In the following listing, work out how many lines contain the string "location", and state only that number.

▶ _EXCERPTED DATA_:
.....
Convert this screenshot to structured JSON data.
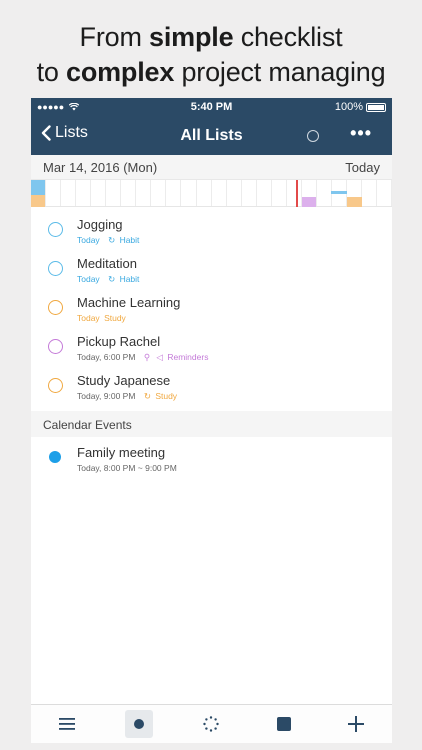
{
  "headline": {
    "line1_pre": "From ",
    "line1_bold": "simple",
    "line1_post": " checklist",
    "line2_pre": "to ",
    "line2_bold": "complex",
    "line2_post": " project managing"
  },
  "status_bar": {
    "signal": "●●●●●",
    "time": "5:40 PM",
    "battery": "100%"
  },
  "nav": {
    "back_label": "Lists",
    "title": "All Lists",
    "more_label": "•••"
  },
  "date_bar": {
    "date": "Mar 14, 2016 (Mon)",
    "today_label": "Today"
  },
  "tasks": [
    {
      "title": "Jogging",
      "meta": "Today",
      "tag": "Habit",
      "tag_icon": "repeat-icon",
      "color": "#3aa9e0"
    },
    {
      "title": "Meditation",
      "meta": "Today",
      "tag": "Habit",
      "tag_icon": "repeat-icon",
      "color": "#3aa9e0"
    },
    {
      "title": "Machine Learning",
      "meta": "Today",
      "tag": "Study",
      "color": "#f0a840"
    },
    {
      "title": "Pickup Rachel",
      "meta": "Today, 6:00 PM",
      "tag": "Reminders",
      "color": "#c47ad8"
    },
    {
      "title": "Study Japanese",
      "meta": "Today, 9:00 PM",
      "tag": "Study",
      "tag_icon": "repeat-icon",
      "color": "#f0a840"
    }
  ],
  "calendar": {
    "header": "Calendar Events",
    "events": [
      {
        "title": "Family meeting",
        "meta": "Today, 8:00 PM ~ 9:00 PM",
        "color": "#1d9fe8"
      }
    ]
  },
  "colors": {
    "nav_bg": "#2b4a66",
    "accent_blue": "#3aa9e0",
    "accent_orange": "#f0a840",
    "accent_purple": "#c47ad8"
  },
  "tab_bar": {
    "tabs": [
      "menu-icon",
      "record-icon",
      "spinner-icon",
      "stop-icon",
      "plus-icon"
    ]
  }
}
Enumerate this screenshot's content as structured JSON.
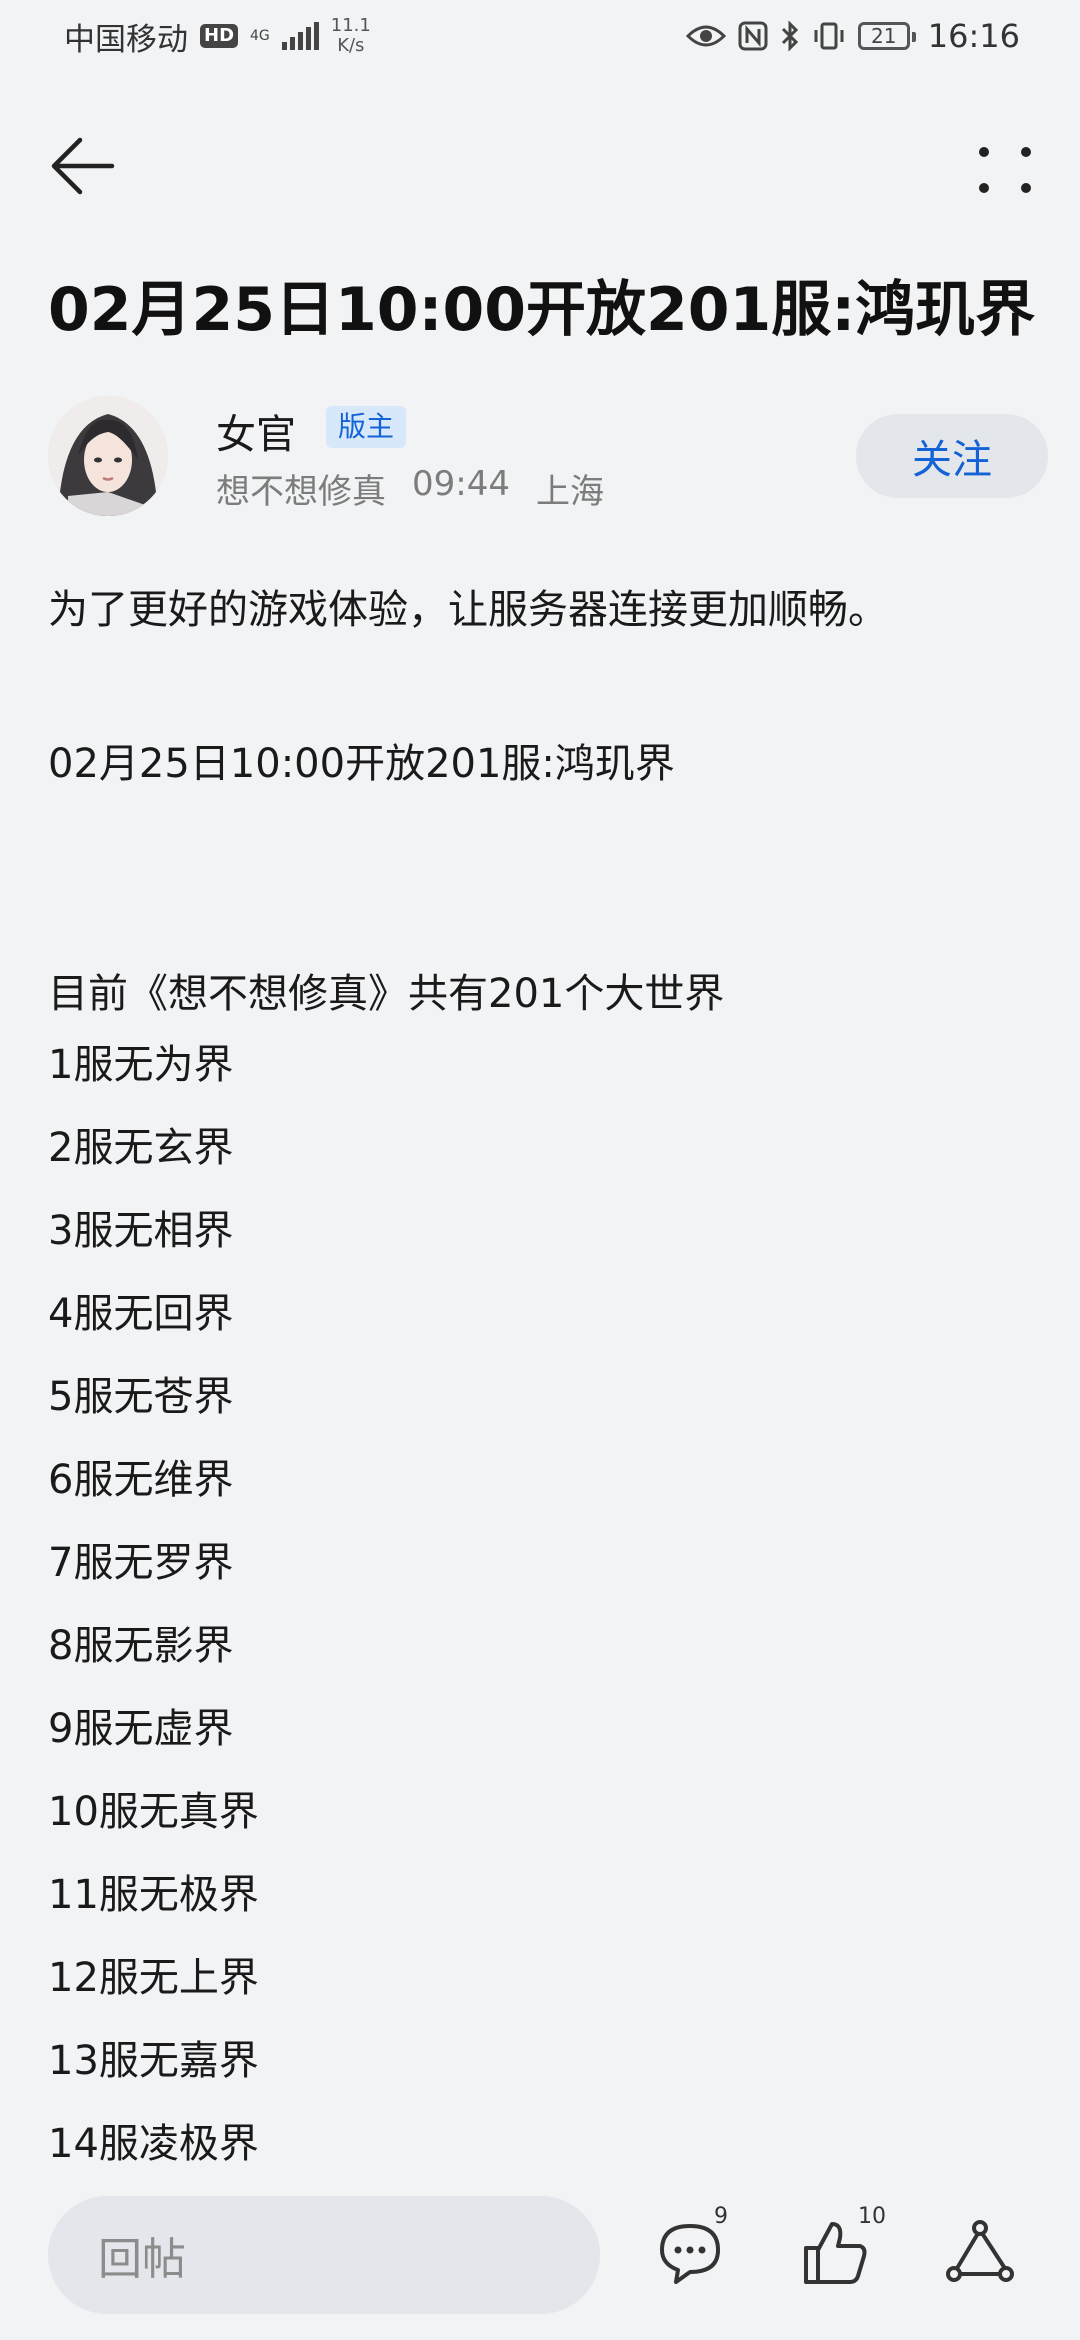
{
  "status_bar": {
    "carrier": "中国移动",
    "hd": "HD",
    "net_top": "4G",
    "speed_value": "11.1",
    "speed_unit": "K/s",
    "battery": "21",
    "time": "16:16"
  },
  "post": {
    "title": "02月25日10:00开放201服:鸿玑界",
    "author": {
      "name": "女官",
      "badge": "版主",
      "forum": "想不想修真",
      "time": "09:44",
      "location": "上海",
      "follow_label": "关注"
    },
    "intro": "为了更好的游戏体验，让服务器连接更加顺畅。",
    "open_line": "02月25日10:00开放201服:鸿玑界",
    "summary": "目前《想不想修真》共有201个大世界",
    "servers": [
      "1服无为界",
      "2服无玄界",
      "3服无相界",
      "4服无回界",
      "5服无苍界",
      "6服无维界",
      "7服无罗界",
      "8服无影界",
      "9服无虚界",
      "10服无真界",
      "11服无极界",
      "12服无上界",
      "13服无嘉界",
      "14服凌极界"
    ]
  },
  "bottom_bar": {
    "reply_placeholder": "回帖",
    "comment_count": "9",
    "like_count": "10"
  },
  "colors": {
    "accent": "#1463d6",
    "background": "#f1f3f5",
    "pill": "#e3e6ea"
  }
}
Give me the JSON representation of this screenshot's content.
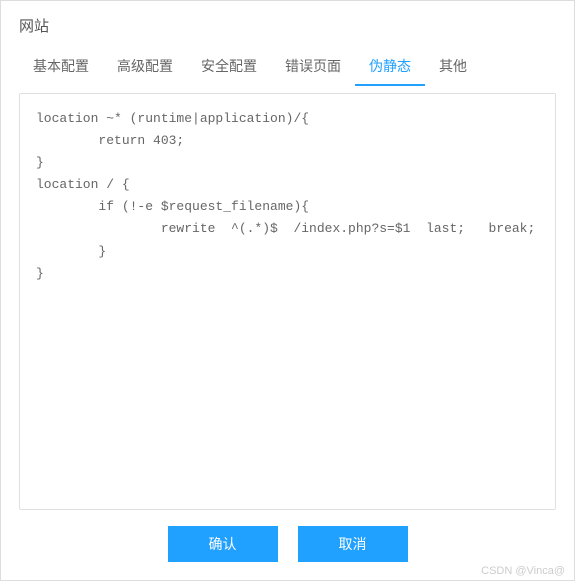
{
  "header": {
    "title": "网站"
  },
  "tabs": [
    {
      "label": "基本配置",
      "active": false
    },
    {
      "label": "高级配置",
      "active": false
    },
    {
      "label": "安全配置",
      "active": false
    },
    {
      "label": "错误页面",
      "active": false
    },
    {
      "label": "伪静态",
      "active": true
    },
    {
      "label": "其他",
      "active": false
    }
  ],
  "config": {
    "content": "location ~* (runtime|application)/{\n        return 403;\n}\nlocation / {\n        if (!-e $request_filename){\n                rewrite  ^(.*)$  /index.php?s=$1  last;   break;\n        }\n}"
  },
  "footer": {
    "confirm_label": "确认",
    "cancel_label": "取消"
  },
  "watermark": "CSDN @Vinca@"
}
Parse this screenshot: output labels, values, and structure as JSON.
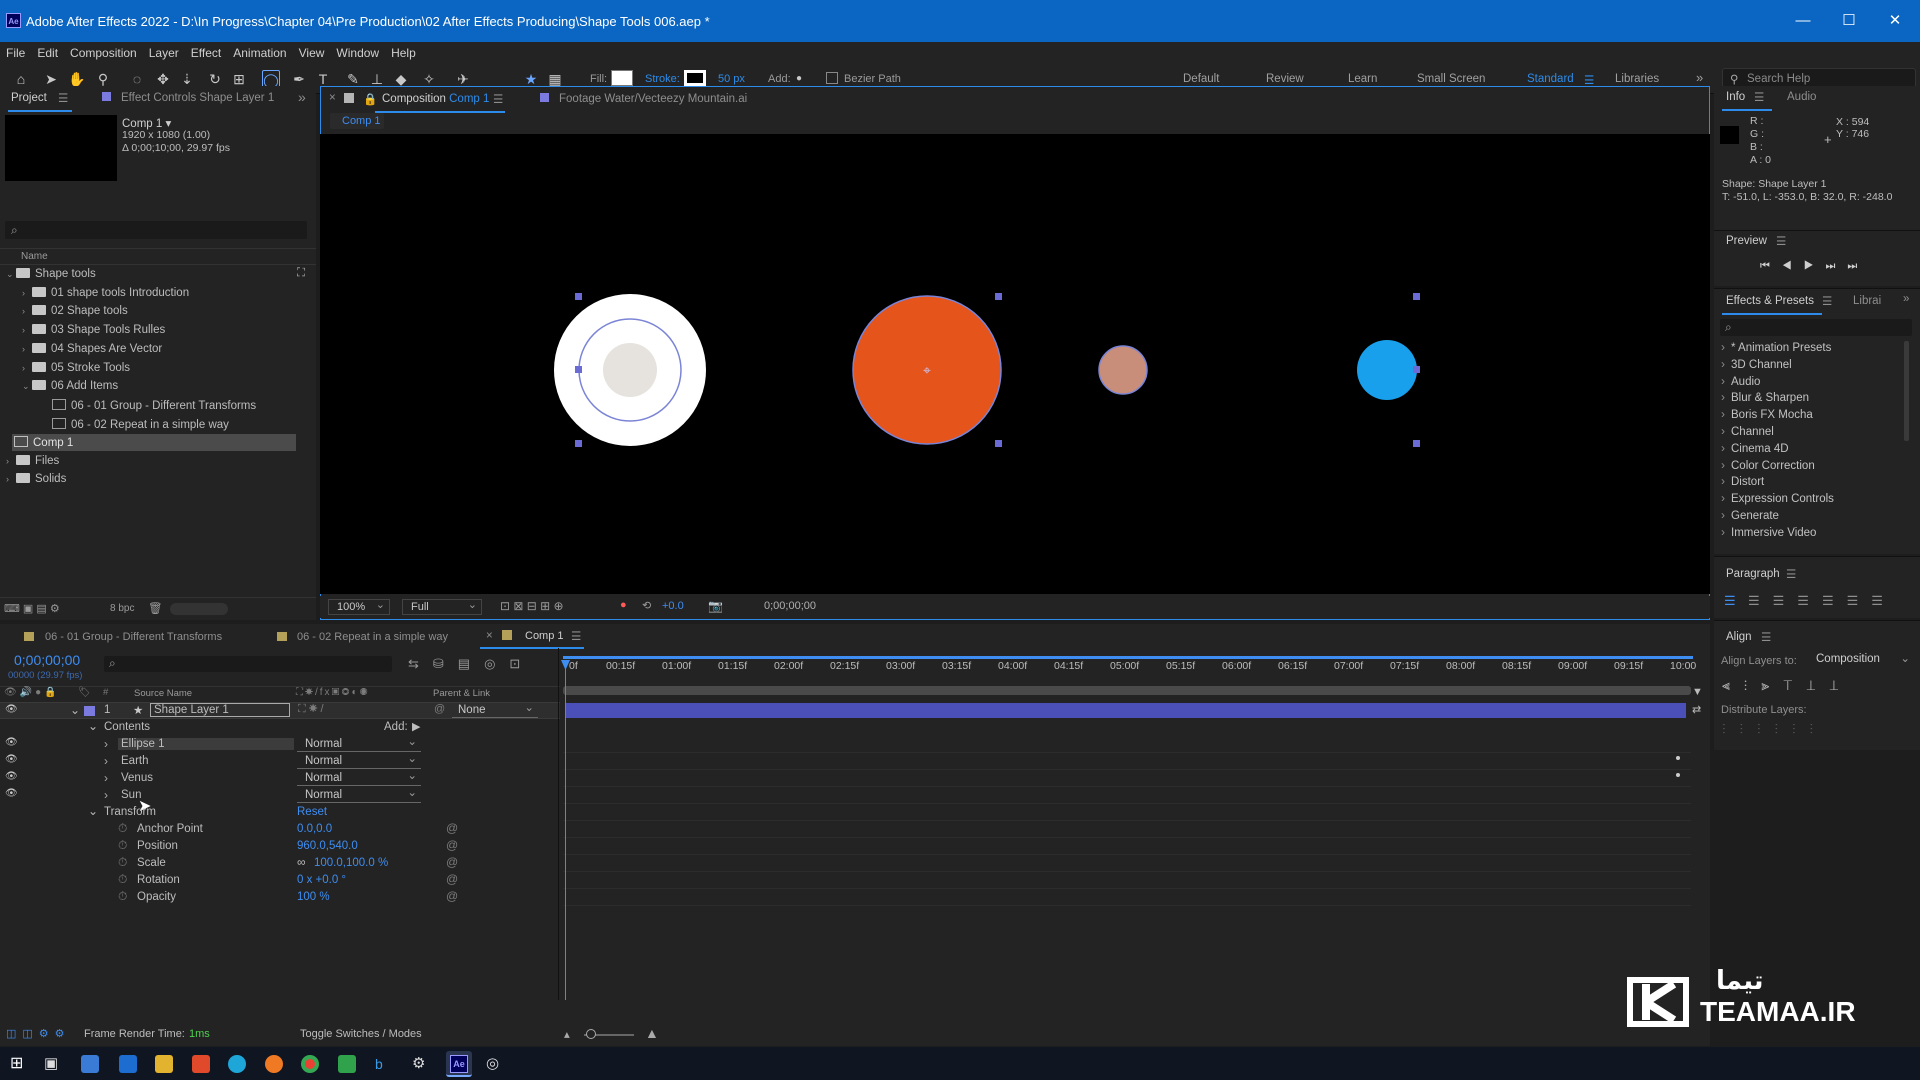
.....
▶ _ANSWER SECTION_:
2